◆ Try it:
In the records, each line holding "title" must be reported.

◆ Data for the task:

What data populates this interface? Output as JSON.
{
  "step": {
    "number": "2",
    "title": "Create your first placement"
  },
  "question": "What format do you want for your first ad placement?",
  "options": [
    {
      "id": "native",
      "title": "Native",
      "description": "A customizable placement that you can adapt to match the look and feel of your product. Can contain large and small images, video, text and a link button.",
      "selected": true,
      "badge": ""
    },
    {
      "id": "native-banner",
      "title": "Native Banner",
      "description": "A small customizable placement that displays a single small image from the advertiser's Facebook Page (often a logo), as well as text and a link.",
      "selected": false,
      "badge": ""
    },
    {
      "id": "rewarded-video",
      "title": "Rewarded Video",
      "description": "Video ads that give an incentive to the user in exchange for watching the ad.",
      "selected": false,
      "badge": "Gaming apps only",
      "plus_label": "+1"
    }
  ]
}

◆ Response box:
    "title": "Create your first placement"
      "title": "Native",
      "title": "Native Banner",
      "title": "Rewarded Video",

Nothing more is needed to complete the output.